In a nested case-control study of participants from the Prostate, Lung, Colorectal and Ovarian (PLCO) cancer screening trial, published online May 27 in the Journal of the National Cancer Institute, higher concentrations of serum 25-hydroxy vitamin D [25(OH)D], the primary form of vitamin D circulating in the bloodstream, were not associated with a decreased risk of prostate cancer.
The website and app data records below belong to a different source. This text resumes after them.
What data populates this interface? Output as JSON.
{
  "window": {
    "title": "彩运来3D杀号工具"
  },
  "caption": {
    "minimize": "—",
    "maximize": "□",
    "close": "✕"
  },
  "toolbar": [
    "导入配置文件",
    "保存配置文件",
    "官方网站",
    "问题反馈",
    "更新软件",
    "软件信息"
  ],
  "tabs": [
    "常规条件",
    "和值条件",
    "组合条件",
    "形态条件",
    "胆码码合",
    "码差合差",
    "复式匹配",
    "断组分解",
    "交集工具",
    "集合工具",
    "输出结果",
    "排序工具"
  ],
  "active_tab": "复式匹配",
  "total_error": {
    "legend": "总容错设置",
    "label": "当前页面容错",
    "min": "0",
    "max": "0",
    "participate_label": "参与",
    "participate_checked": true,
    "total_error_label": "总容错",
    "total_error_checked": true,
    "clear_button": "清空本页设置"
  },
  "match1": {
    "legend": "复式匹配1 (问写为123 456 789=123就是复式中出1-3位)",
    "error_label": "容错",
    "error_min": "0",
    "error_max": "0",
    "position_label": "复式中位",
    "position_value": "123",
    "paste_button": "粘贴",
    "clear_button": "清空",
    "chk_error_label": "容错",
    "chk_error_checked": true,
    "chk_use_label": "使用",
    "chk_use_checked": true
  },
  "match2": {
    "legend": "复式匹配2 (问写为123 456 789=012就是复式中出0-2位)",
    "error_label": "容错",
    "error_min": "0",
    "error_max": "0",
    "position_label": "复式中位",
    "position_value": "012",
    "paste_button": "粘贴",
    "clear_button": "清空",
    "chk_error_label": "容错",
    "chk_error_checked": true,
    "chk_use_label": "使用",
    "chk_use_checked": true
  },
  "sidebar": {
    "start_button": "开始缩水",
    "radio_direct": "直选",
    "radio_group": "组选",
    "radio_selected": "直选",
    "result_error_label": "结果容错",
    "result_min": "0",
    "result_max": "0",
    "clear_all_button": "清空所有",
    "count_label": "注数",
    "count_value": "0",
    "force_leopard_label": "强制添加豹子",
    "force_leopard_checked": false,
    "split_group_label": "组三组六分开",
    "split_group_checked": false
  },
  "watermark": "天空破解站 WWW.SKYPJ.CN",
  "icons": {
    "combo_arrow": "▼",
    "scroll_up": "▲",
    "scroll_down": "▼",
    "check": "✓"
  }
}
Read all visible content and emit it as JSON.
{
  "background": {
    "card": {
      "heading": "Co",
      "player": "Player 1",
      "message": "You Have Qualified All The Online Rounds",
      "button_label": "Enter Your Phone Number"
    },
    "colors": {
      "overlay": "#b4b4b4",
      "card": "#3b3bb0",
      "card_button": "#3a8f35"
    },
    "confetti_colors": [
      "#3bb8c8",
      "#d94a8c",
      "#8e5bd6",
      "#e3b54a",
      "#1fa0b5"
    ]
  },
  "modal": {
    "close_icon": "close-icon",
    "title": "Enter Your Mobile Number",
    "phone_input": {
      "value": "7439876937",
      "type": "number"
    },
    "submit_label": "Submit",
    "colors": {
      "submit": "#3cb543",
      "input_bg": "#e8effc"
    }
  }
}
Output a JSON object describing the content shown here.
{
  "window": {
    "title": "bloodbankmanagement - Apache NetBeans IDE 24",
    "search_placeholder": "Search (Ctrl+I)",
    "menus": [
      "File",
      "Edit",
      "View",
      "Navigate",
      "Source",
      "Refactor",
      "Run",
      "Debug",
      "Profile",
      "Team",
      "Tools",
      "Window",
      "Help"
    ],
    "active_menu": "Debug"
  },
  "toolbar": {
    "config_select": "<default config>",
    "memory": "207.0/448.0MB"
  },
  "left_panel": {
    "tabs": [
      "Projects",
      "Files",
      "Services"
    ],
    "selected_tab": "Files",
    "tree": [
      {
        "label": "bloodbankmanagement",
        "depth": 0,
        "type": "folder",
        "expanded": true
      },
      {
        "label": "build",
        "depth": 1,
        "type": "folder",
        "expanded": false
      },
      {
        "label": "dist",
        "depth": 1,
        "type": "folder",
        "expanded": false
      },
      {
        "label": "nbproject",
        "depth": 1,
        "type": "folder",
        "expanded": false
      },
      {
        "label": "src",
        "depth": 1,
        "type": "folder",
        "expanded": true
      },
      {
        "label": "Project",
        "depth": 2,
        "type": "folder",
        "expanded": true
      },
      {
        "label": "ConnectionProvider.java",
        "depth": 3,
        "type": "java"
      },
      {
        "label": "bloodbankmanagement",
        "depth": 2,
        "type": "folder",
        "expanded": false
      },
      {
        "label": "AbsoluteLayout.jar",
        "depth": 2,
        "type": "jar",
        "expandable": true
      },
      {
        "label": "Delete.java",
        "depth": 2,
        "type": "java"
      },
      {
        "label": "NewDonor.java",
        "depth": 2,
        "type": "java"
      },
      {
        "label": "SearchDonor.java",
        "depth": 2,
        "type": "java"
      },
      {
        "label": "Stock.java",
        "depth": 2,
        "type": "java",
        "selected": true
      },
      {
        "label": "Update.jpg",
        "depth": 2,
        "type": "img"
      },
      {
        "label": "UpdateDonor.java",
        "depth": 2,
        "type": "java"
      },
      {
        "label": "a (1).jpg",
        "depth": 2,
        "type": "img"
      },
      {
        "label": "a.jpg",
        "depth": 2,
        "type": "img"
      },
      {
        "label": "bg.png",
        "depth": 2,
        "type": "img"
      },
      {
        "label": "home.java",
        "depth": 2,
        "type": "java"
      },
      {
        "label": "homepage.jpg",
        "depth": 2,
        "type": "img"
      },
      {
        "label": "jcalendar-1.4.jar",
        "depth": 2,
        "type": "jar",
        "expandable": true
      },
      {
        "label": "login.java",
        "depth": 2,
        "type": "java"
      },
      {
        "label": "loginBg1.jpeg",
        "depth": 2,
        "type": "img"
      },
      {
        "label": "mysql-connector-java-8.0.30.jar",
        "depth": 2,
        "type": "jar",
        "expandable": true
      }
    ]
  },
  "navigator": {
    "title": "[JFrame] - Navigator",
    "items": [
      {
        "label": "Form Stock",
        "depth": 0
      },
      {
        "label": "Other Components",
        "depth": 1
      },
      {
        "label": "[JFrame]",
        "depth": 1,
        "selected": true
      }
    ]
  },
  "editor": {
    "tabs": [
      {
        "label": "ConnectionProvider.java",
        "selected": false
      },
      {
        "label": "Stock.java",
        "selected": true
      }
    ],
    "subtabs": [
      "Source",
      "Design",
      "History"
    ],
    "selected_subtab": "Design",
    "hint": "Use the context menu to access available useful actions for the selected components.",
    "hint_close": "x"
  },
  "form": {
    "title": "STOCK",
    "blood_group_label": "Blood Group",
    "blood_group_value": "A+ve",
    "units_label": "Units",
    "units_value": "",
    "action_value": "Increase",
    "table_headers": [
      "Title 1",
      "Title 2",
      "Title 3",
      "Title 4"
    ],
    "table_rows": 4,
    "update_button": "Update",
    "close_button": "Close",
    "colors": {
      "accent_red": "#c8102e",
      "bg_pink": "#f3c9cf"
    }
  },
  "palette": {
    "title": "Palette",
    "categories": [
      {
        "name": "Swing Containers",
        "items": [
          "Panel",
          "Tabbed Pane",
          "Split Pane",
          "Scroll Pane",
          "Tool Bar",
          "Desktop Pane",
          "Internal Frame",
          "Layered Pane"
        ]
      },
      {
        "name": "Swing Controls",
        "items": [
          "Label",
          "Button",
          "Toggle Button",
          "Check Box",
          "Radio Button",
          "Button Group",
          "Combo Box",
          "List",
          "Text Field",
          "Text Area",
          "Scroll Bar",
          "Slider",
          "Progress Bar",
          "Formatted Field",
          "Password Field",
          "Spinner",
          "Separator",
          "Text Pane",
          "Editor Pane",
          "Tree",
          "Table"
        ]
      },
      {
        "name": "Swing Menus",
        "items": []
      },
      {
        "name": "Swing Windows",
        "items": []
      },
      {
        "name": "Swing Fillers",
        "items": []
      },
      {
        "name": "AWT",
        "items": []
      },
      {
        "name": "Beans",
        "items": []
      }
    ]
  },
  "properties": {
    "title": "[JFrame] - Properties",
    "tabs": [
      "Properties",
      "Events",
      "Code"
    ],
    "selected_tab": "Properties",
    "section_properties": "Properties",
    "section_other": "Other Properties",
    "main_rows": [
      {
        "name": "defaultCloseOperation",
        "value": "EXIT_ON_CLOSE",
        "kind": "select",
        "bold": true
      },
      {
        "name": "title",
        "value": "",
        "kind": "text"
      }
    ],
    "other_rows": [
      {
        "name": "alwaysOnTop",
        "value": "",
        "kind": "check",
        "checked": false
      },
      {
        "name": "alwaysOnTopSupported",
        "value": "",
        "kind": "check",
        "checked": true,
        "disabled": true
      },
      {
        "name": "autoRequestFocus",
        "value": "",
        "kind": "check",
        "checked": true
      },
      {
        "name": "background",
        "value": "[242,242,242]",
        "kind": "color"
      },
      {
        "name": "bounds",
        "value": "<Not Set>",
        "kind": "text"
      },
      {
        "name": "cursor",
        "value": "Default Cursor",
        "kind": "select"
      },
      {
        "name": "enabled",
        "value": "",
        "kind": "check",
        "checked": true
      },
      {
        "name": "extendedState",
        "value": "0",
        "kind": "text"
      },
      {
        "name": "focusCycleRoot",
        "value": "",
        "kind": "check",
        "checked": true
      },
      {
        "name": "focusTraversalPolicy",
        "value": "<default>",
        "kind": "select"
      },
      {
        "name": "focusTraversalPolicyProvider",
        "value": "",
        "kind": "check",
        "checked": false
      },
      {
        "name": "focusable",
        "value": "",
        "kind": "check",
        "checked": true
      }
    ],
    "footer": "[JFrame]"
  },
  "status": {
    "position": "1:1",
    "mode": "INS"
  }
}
In fact, concentrations greater than the lowest fifth of the spectrum tended to be associated with an increased risk of aggressive disease.
Researchers in NCI's Division of Cancer Epidemiology and Genetics collected data on serum 25(OH)D concentrations from 749 white men diagnosed with prostate cancer and 781 controls, from samples taken at the beginning of their participation in the PLCO study (at baseline). All participants were taken from the PLCO trial screening arm, which includes annual standardized prostate cancer screening.
Serum 25(OH)D concentration was not associated with risk for prostate cancer overall, nor with non-aggressive disease; however, the researchers did see some evidence of an increased risk of aggressive disease associated with higher concentrations of vitamin D. They note that in their analyses not all the trends were statistically significant nor did the associations generally show a linear dose-dependence.
"In summary, results from this large prospective study of men who underwent standardized prostate cancer screening in the context of a screening trial do not support the hypothesis that higher serum vitamin D status is associated with decreased risk of prostate cancer," state the authors in an accompanying press release. "It raises the possibility that higher vitamin D level may be associated with increased risks for aggressive disease, [but] a clear monotonic dose-response relationship was lacking."